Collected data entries
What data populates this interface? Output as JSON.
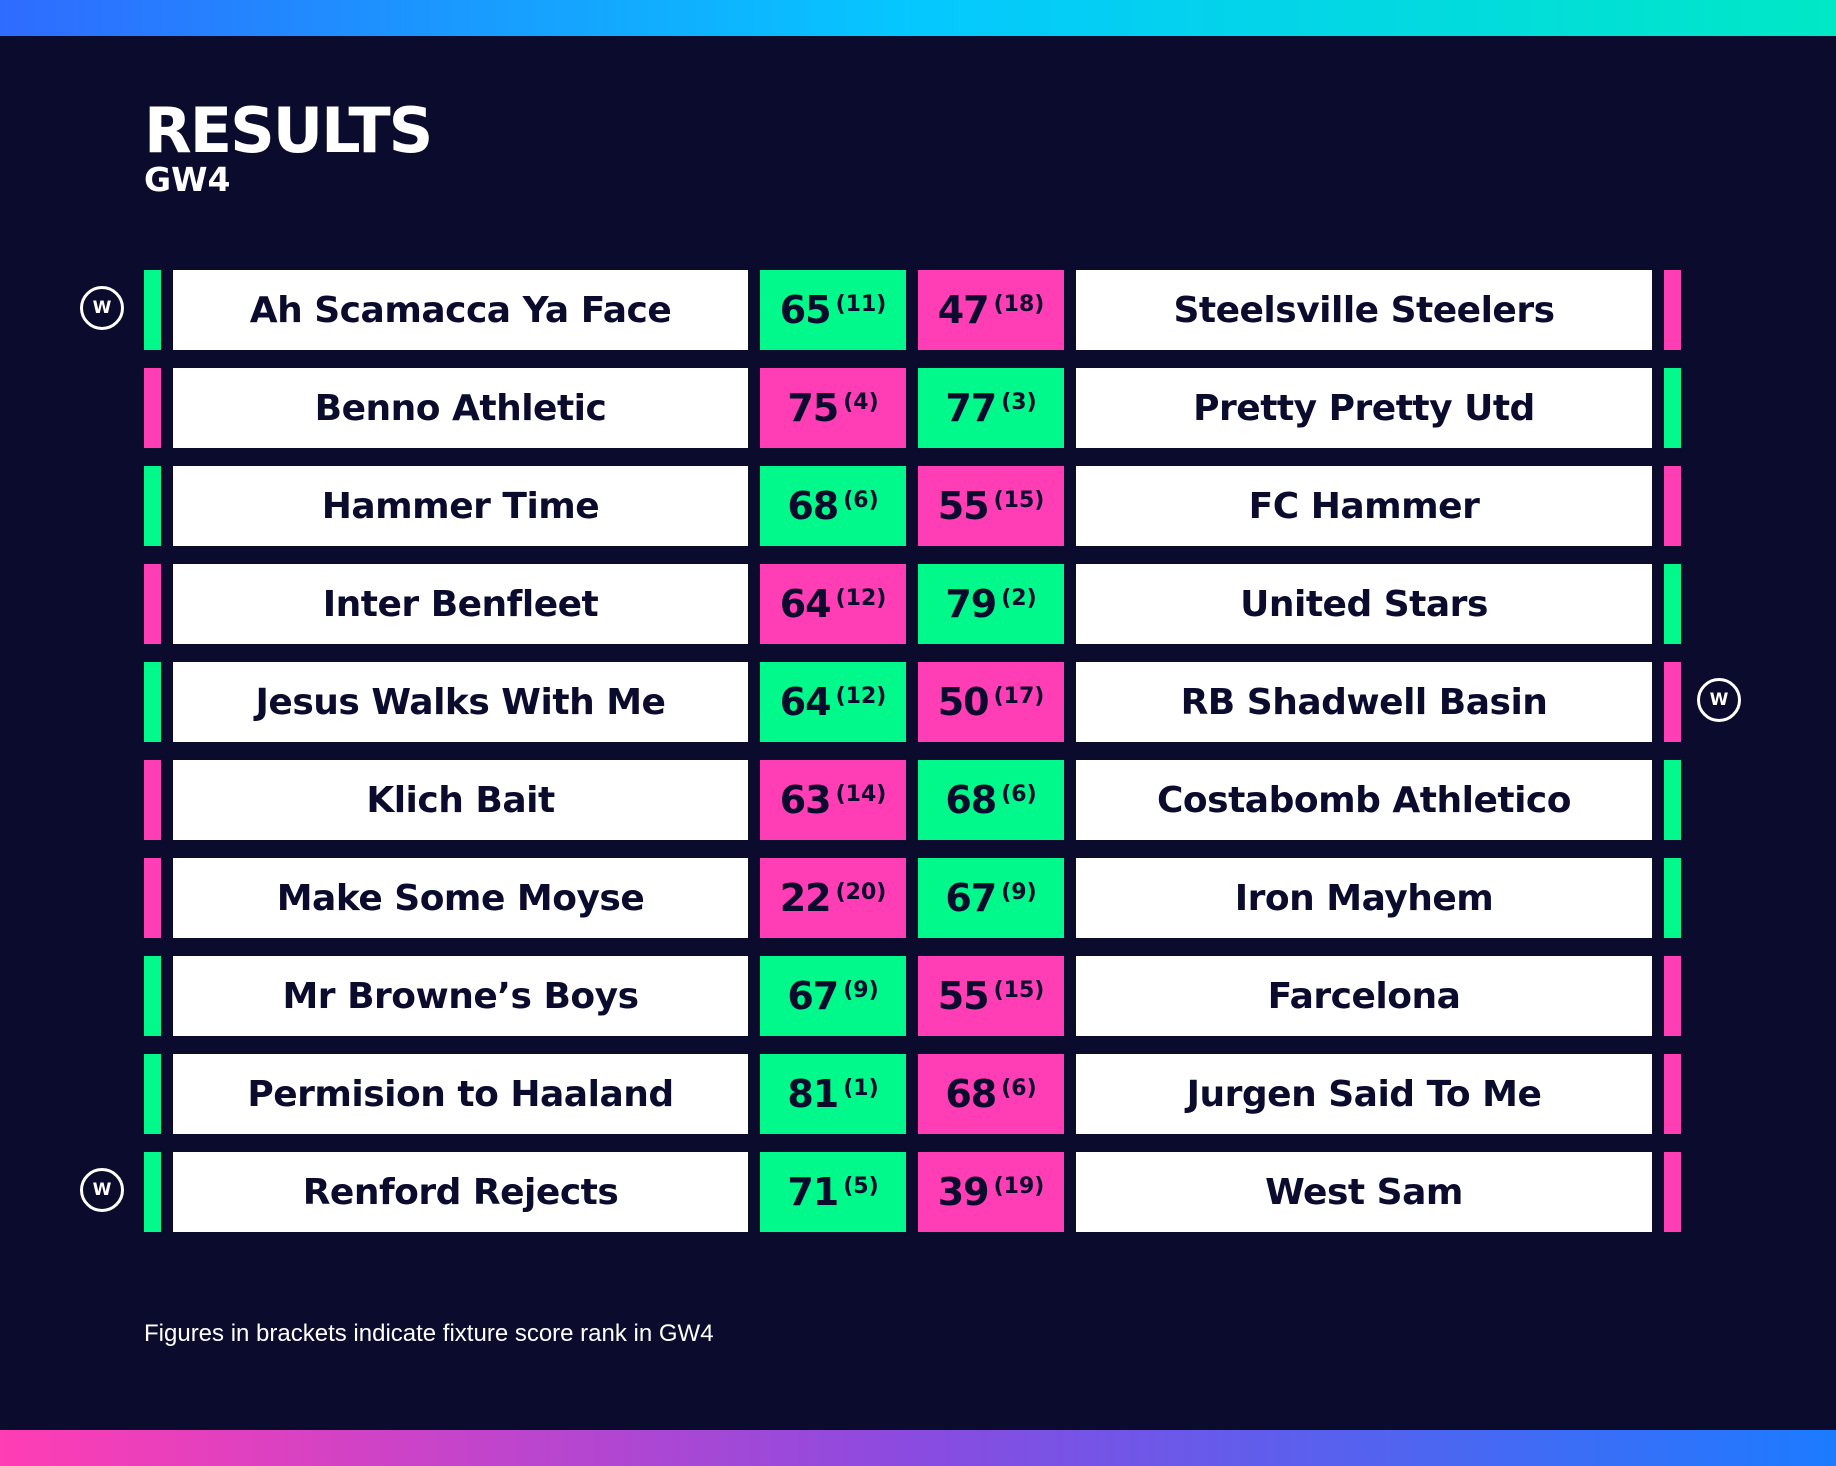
{
  "header": {
    "title": "RESULTS",
    "subtitle": "GW4"
  },
  "colors": {
    "background": "#0b0b2e",
    "winner": "#00f98a",
    "loser": "#ff3db4",
    "card": "#ffffff",
    "text_dark": "#0b0b2e"
  },
  "win_badge_label": "W",
  "fixtures": [
    {
      "home": {
        "team": "Ah Scamacca Ya Face",
        "score": "65",
        "rank": "(11)",
        "result": "win"
      },
      "away": {
        "team": "Steelsville Steelers",
        "score": "47",
        "rank": "(18)",
        "result": "loss"
      },
      "badge": "left"
    },
    {
      "home": {
        "team": "Benno Athletic",
        "score": "75",
        "rank": "(4)",
        "result": "loss"
      },
      "away": {
        "team": "Pretty Pretty Utd",
        "score": "77",
        "rank": "(3)",
        "result": "win"
      },
      "badge": ""
    },
    {
      "home": {
        "team": "Hammer Time",
        "score": "68",
        "rank": "(6)",
        "result": "win"
      },
      "away": {
        "team": "FC Hammer",
        "score": "55",
        "rank": "(15)",
        "result": "loss"
      },
      "badge": ""
    },
    {
      "home": {
        "team": "Inter Benfleet",
        "score": "64",
        "rank": "(12)",
        "result": "loss"
      },
      "away": {
        "team": "United Stars",
        "score": "79",
        "rank": "(2)",
        "result": "win"
      },
      "badge": ""
    },
    {
      "home": {
        "team": "Jesus Walks With Me",
        "score": "64",
        "rank": "(12)",
        "result": "win"
      },
      "away": {
        "team": "RB Shadwell Basin",
        "score": "50",
        "rank": "(17)",
        "result": "loss"
      },
      "badge": "right"
    },
    {
      "home": {
        "team": "Klich Bait",
        "score": "63",
        "rank": "(14)",
        "result": "loss"
      },
      "away": {
        "team": "Costabomb Athletico",
        "score": "68",
        "rank": "(6)",
        "result": "win"
      },
      "badge": ""
    },
    {
      "home": {
        "team": "Make Some Moyse",
        "score": "22",
        "rank": "(20)",
        "result": "loss"
      },
      "away": {
        "team": "Iron Mayhem",
        "score": "67",
        "rank": "(9)",
        "result": "win"
      },
      "badge": ""
    },
    {
      "home": {
        "team": "Mr Browne’s Boys",
        "score": "67",
        "rank": "(9)",
        "result": "win"
      },
      "away": {
        "team": "Farcelona",
        "score": "55",
        "rank": "(15)",
        "result": "loss"
      },
      "badge": ""
    },
    {
      "home": {
        "team": "Permision to Haaland",
        "score": "81",
        "rank": "(1)",
        "result": "win"
      },
      "away": {
        "team": "Jurgen Said To Me",
        "score": "68",
        "rank": "(6)",
        "result": "loss"
      },
      "badge": ""
    },
    {
      "home": {
        "team": "Renford Rejects",
        "score": "71",
        "rank": "(5)",
        "result": "win"
      },
      "away": {
        "team": "West Sam",
        "score": "39",
        "rank": "(19)",
        "result": "loss"
      },
      "badge": "left"
    }
  ],
  "footnote": "Figures in brackets indicate fixture score rank in GW4"
}
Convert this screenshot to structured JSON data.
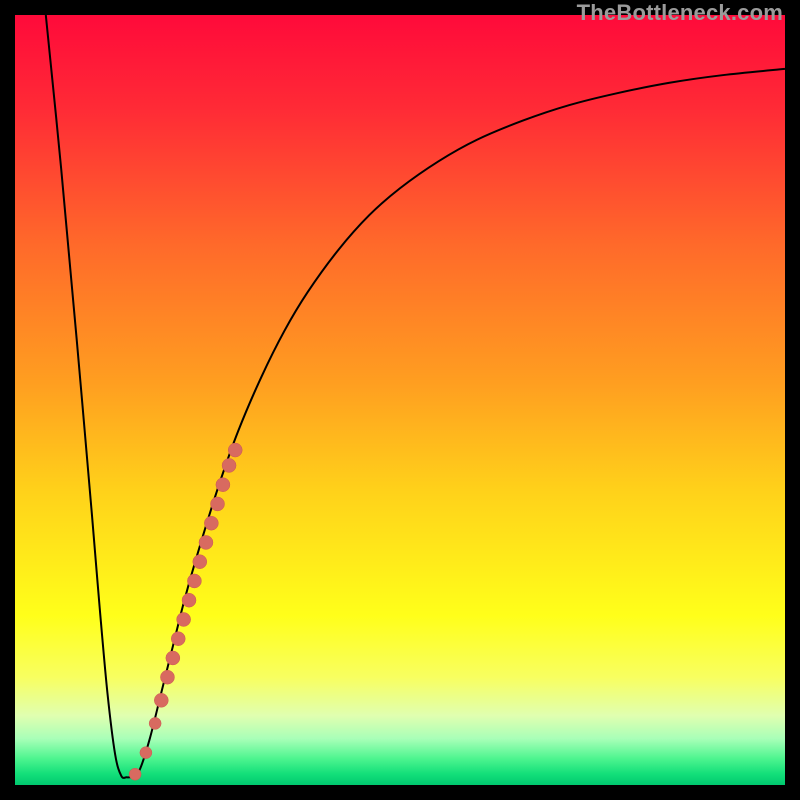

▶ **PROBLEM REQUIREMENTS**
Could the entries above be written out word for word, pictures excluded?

▶ **RESULT BELOW**
What data populates this interface? Output as JSON.
{
  "header": {
    "title": "RESULTS",
    "subtitle": "GW4"
  },
  "colors": {
    "background": "#0b0b2e",
    "winner": "#00f98a",
    "loser": "#ff3db4",
    "card": "#ffffff",
    "text_dark": "#0b0b2e"
  },
  "win_badge_label": "W",
  "fixtures": [
    {
      "home": {
        "team": "Ah Scamacca Ya Face",
        "score": "65",
        "rank": "(11)",
        "result": "win"
      },
      "away": {
        "team": "Steelsville Steelers",
        "score": "47",
        "rank": "(18)",
        "result": "loss"
      },
      "badge": "left"
    },
    {
      "home": {
        "team": "Benno Athletic",
        "score": "75",
        "rank": "(4)",
        "result": "loss"
      },
      "away": {
        "team": "Pretty Pretty Utd",
        "score": "77",
        "rank": "(3)",
        "result": "win"
      },
      "badge": ""
    },
    {
      "home": {
        "team": "Hammer Time",
        "score": "68",
        "rank": "(6)",
        "result": "win"
      },
      "away": {
        "team": "FC Hammer",
        "score": "55",
        "rank": "(15)",
        "result": "loss"
      },
      "badge": ""
    },
    {
      "home": {
        "team": "Inter Benfleet",
        "score": "64",
        "rank": "(12)",
        "result": "loss"
      },
      "away": {
        "team": "United Stars",
        "score": "79",
        "rank": "(2)",
        "result": "win"
      },
      "badge": ""
    },
    {
      "home": {
        "team": "Jesus Walks With Me",
        "score": "64",
        "rank": "(12)",
        "result": "win"
      },
      "away": {
        "team": "RB Shadwell Basin",
        "score": "50",
        "rank": "(17)",
        "result": "loss"
      },
      "badge": "right"
    },
    {
      "home": {
        "team": "Klich Bait",
        "score": "63",
        "rank": "(14)",
        "result": "loss"
      },
      "away": {
        "team": "Costabomb Athletico",
        "score": "68",
        "rank": "(6)",
        "result": "win"
      },
      "badge": ""
    },
    {
      "home": {
        "team": "Make Some Moyse",
        "score": "22",
        "rank": "(20)",
        "result": "loss"
      },
      "away": {
        "team": "Iron Mayhem",
        "score": "67",
        "rank": "(9)",
        "result": "win"
      },
      "badge": ""
    },
    {
      "home": {
        "team": "Mr Browne’s Boys",
        "score": "67",
        "rank": "(9)",
        "result": "win"
      },
      "away": {
        "team": "Farcelona",
        "score": "55",
        "rank": "(15)",
        "result": "loss"
      },
      "badge": ""
    },
    {
      "home": {
        "team": "Permision to Haaland",
        "score": "81",
        "rank": "(1)",
        "result": "win"
      },
      "away": {
        "team": "Jurgen Said To Me",
        "score": "68",
        "rank": "(6)",
        "result": "loss"
      },
      "badge": ""
    },
    {
      "home": {
        "team": "Renford Rejects",
        "score": "71",
        "rank": "(5)",
        "result": "win"
      },
      "away": {
        "team": "West Sam",
        "score": "39",
        "rank": "(19)",
        "result": "loss"
      },
      "badge": "left"
    }
  ],
  "footnote": "Figures in brackets indicate fixture score rank in GW4"
}
Convert this screenshot to structured JSON data.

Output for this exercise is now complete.